House Democrats on Wednesday voted against a Republican demand for information related to how long veterans are waiting for care at the Department of Veterans Affairs, as complaints about lengthy delays at VA continue to pile up.
Republicans brought up a “resolution of inquiry” from Rep. Paul Gosar, R-Ariz., at the House Veterans’ Affairs Committee on Wednesday. That resolution instructed VA to provide every document and file it has on how long veterans are waiting for care and reflects complaints that VA is not publishing accurate wait times.
But Democrats still hold a majority on the committee in this lame-duck session of Congress and voted to report it unfavorably to the floor, effectively killing it.
Unacceptably long wait times at VA — in addition to efforts at VA to cover up those wait times — is what finally prompted Congress to pass the Mission Act in 2018. When the law took effect under President Trump, it allowed millions of veterans to seek care outside the VA system for several reasons, including long wait times at VA.
But Republicans and outside experts have accused the Biden administration’s VA of massaging wait-time data in order to make it appear as if appointments are being scheduled quickly when, in reality, it’s taking much longer.
For example, VA regulations say veterans should be able to access private sector care if they face waits of longer than 20 days for primary care and 28 days for specialty care. VA is starting the clock not when a veteran first seeks an appointment, but after a VA “scheduler” begins the work of setting up an appointment, which sometimes happens weeks after a veteran first seeks care.
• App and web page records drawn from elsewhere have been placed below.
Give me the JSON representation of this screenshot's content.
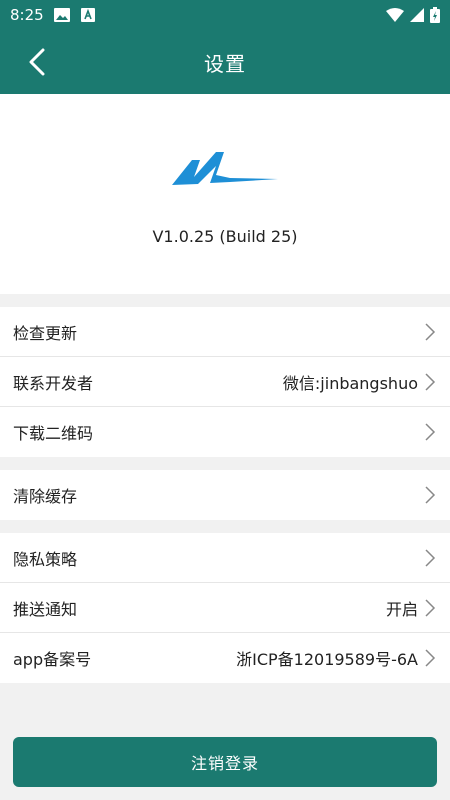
{
  "status_bar": {
    "time": "8:25"
  },
  "app_bar": {
    "title": "设置"
  },
  "about": {
    "version": "V1.0.25 (Build 25)"
  },
  "groups": [
    {
      "items": [
        {
          "label": "检查更新",
          "value": ""
        },
        {
          "label": "联系开发者",
          "value": "微信:jinbangshuo"
        },
        {
          "label": "下载二维码",
          "value": ""
        }
      ]
    },
    {
      "items": [
        {
          "label": "清除缓存",
          "value": ""
        }
      ]
    },
    {
      "items": [
        {
          "label": "隐私策略",
          "value": ""
        },
        {
          "label": "推送通知",
          "value": "开启"
        },
        {
          "label": "app备案号",
          "value": "浙ICP备12019589号-6A"
        }
      ]
    }
  ],
  "logout_label": "注销登录",
  "colors": {
    "primary": "#1b7a70",
    "logo_blue": "#1e8fd6",
    "background": "#f1f1f1"
  }
}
During committee debate on Wednesday, Rep. Mike Bost, R-Ill., said the VA continues to use this flawed process to create the appearance of shorter VA wait times and thus make veterans ineligible for private sector care, also known as “community care.”
“A closer look reveals that some VA facilities have months-long wait times for new patients or existing patients seeking specific care,” Bost said. “Long wait times at VA medical centers and delays in accessing care [in the] community are unacceptable.”
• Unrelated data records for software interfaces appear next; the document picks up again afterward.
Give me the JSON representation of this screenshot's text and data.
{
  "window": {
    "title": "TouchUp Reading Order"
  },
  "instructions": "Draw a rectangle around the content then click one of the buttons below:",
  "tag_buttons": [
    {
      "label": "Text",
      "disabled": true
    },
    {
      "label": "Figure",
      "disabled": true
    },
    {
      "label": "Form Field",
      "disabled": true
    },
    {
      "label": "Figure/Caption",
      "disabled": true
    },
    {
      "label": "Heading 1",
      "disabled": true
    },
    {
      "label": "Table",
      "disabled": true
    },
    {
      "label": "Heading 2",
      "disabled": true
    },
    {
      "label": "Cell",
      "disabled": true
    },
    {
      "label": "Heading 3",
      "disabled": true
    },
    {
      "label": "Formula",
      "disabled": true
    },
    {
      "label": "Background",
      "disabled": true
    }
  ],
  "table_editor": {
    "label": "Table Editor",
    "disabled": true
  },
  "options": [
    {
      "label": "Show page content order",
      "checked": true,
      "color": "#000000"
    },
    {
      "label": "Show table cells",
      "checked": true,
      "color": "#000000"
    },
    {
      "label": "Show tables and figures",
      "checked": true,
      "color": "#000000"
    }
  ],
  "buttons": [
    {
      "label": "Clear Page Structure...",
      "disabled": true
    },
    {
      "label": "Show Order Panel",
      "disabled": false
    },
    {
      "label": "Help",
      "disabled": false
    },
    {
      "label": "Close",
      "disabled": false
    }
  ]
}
“VA’s past and current wait time measurements are flawed, inaccurate, and deceptive – they do not follow the VA Mission Act law and the Veterans Community Care Program regulation,” said Darin Selnick, a senior adviser to Concerned Veterans for America and former top adviser to VA Secretaries David Shulkin and Robert Wilkie, added in comments to Fox News Digital.
Rep. Mark Takano, D-Calif., who chairs the House committee, dismissed these fears and said it would be too much work for VA to explain to Congress how wait times are calculated.
“This resolution really would present an unduly burdensome and pointless paperwork exercise for VA and will ultimately reveal nothing that is not already known about VA’s wait time calculations,” Takano said.
The House resolution is the latest Republican attempt to force VA to explain how it is calculating wait times and how it is implementing the Mission Act. In a Senate hearing in September, Sen. Jerry Moran, R-Kan., told VA Secretary Denis McDonough that efforts to massage wait-time data are “unacceptable,” but McDonough declined to say VA would end this practice and offered only vague assurances that this problem might be addressed.
“We’re working through our workflows on that, and we will get those right,” McDonough said at the time.
Another GOP senator, Bill Cassidy of Louisiana, said VA has blocked his effort to learn more about how easy or difficult it is for veterans to qualify for care outside the VA system. He said VA told his office to file a Freedom of Information Act request for that information.
VA has given several indications that it opposes veterans using the Mission Act to get private care and prefers to keep veterans inside the VA system. Last year, VA took down a link that directed veterans to information on how to use the Mission Act.
Over the summer, VA openly admitted it’s worried about too many veterans getting care outside VA. McDonough said in June one-third of veterans were using the MISSION Act, which he said was a “high number.”
And in July, a senior VA official told the House that if the “balance of care” keeps skewing to the private sector, some VA facilities might not have “sufficient workload to operate in their current capacity.”